Just off Fairfax, we passed by a tent surrounded by a mess of personal belongings still soaked from yesterday’s rain. It struck me that the tent, an essential motif in the book of Genesis, has possessed unusual staying power both as technology and as a symbol. The biblical tent is a site of hospitality and news breaking, a recovery unit, a hiding place and a crime scene — and that’s just in sefer Bereshit. Generations later, a tent becomes our spiritual core while we nation-build in the desert. 

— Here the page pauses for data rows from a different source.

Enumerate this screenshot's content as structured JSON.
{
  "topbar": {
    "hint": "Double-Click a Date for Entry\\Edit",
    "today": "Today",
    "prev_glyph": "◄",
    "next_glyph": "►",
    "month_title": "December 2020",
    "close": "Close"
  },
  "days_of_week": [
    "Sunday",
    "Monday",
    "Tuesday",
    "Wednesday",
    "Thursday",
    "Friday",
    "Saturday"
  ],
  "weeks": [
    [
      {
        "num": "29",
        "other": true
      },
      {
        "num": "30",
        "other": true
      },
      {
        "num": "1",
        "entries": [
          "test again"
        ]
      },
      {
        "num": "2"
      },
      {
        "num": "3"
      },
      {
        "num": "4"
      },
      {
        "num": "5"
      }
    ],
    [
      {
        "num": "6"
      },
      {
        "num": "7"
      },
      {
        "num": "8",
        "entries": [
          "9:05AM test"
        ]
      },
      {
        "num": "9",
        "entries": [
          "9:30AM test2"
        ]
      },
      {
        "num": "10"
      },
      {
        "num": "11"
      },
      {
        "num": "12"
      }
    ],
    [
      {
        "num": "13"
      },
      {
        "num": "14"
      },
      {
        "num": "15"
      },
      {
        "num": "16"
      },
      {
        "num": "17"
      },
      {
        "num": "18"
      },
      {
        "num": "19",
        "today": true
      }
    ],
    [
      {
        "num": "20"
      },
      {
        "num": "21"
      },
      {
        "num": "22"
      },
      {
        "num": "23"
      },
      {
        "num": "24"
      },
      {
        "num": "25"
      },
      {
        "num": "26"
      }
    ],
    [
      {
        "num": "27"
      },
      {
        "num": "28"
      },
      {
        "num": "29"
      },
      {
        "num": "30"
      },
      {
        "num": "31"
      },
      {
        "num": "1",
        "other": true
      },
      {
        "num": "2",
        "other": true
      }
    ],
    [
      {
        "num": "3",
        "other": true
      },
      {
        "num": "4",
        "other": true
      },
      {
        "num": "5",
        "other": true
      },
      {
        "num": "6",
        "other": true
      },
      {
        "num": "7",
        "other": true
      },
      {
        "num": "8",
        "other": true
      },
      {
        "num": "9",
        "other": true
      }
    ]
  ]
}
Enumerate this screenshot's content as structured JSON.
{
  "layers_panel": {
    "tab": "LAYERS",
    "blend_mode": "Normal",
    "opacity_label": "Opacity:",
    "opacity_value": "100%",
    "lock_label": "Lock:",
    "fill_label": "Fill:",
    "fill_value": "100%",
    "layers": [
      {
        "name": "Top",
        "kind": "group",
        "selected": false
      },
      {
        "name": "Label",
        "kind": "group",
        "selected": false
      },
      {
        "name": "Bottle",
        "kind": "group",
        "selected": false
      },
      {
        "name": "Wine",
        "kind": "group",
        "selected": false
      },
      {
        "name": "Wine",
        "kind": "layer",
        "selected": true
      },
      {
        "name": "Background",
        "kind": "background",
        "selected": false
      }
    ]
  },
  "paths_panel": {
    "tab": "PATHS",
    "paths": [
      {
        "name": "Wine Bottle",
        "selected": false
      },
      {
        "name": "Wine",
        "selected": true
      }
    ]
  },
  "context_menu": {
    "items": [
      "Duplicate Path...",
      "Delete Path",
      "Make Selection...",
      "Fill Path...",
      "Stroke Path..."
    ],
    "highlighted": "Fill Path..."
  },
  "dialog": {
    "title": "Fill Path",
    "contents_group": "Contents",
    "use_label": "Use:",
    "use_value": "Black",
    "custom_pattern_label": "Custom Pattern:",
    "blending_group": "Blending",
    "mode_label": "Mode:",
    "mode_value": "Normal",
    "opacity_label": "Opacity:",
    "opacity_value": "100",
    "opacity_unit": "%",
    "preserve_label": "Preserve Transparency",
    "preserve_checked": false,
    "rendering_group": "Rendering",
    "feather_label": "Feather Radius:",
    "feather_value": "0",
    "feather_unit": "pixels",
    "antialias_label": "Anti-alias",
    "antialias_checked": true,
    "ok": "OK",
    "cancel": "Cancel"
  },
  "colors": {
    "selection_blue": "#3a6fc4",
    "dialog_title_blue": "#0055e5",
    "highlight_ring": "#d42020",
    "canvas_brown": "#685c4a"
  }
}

On Black Friday in Los Angeles, a tent embodies the paradoxes of late capitalism. On the same block one can find a tent being used as housing of both privilege and last resort — used by a person who can wait two days in line for free Nikes, and by a person who has been waiting months to receive Section 8 housing. Our prosperous, international city produces these disturbing scenes of extreme inequality everywhere you look. Yet when we’re feeling distraught, society tells us to go shopping. And I did: I bought a pair of socks.

On more recent assignments, I’ve been interviewing Los Angeles’ unhoused for stories about the city’s failure to prevent homelessness. The people I met were strung out in a dozen different ways, and were on the streets for reasons well within and way beyond their control. All of them deserve of our fullest humanity. 

The day after Black Friday, we read in the weekly Torah portion that Jacob, unlike his brother Esau, a fierce hunter, was an ish tam — a man, Rashi says, who was not inclined to chase deals. The verse further describes Jacob as yoshev ohalim, a man who dwelled in tents. 

Maybe the nonmaterialistic satisfaction Thanksgiving elicits is so unfamiliar that we eagerly bleed out our wallets in search for something to show for it. If Black Friday momentarily turns us into fierce hunters, we should remember that our roots — the Jewish imperative of past and present — are in the tent.

 Louis Keene is a writer living in Los Angeles. He’s on Twitter at @thislouis.